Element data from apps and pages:
+++

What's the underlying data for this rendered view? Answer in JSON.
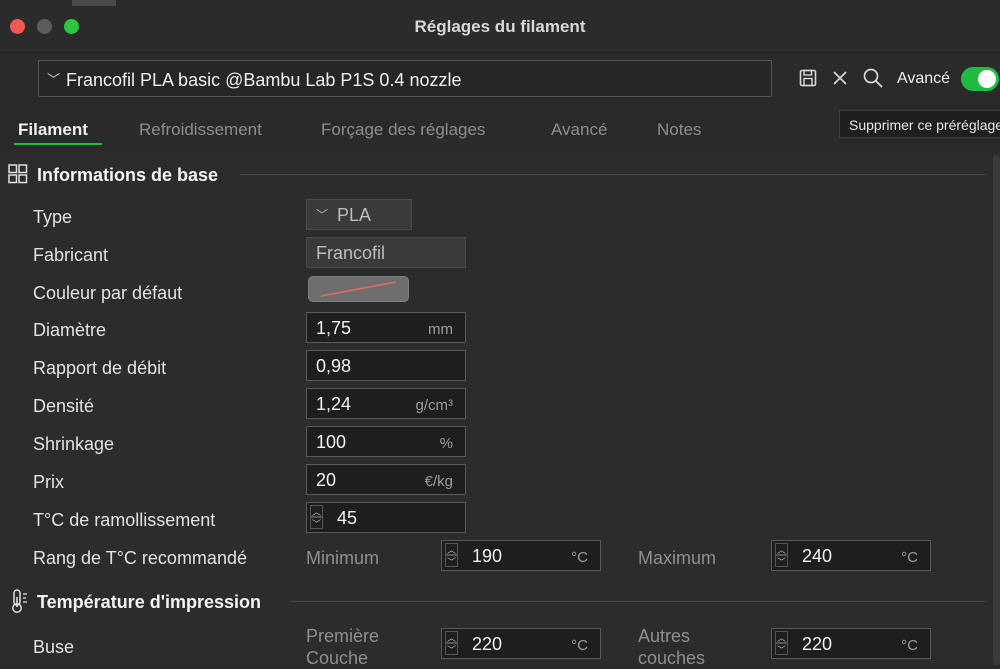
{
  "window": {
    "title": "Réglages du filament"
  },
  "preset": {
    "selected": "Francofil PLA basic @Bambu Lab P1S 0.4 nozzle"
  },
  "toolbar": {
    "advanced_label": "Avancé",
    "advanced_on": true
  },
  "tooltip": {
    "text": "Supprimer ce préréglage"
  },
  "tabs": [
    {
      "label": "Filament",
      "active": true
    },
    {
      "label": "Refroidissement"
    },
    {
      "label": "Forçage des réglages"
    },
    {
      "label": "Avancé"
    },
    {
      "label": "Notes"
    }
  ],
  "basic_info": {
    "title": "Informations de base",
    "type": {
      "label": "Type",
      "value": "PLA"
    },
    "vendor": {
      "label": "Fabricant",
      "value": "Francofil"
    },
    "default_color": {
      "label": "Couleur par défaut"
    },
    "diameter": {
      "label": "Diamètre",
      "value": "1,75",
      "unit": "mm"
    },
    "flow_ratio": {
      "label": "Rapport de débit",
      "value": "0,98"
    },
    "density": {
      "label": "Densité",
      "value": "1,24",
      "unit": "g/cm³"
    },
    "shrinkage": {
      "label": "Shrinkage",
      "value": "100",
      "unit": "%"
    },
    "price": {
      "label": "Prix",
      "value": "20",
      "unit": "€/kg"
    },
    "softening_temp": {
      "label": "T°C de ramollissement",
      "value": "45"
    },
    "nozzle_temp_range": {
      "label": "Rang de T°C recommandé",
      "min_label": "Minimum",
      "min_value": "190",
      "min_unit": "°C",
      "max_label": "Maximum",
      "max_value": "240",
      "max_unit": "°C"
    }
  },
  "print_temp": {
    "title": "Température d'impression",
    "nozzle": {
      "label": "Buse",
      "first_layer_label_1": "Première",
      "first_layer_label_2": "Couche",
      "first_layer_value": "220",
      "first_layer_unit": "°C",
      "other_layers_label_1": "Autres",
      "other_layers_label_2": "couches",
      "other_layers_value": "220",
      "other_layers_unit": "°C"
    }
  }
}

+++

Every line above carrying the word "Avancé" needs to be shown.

Answer:
    "advanced_label": "Avancé",
      "label": "Avancé"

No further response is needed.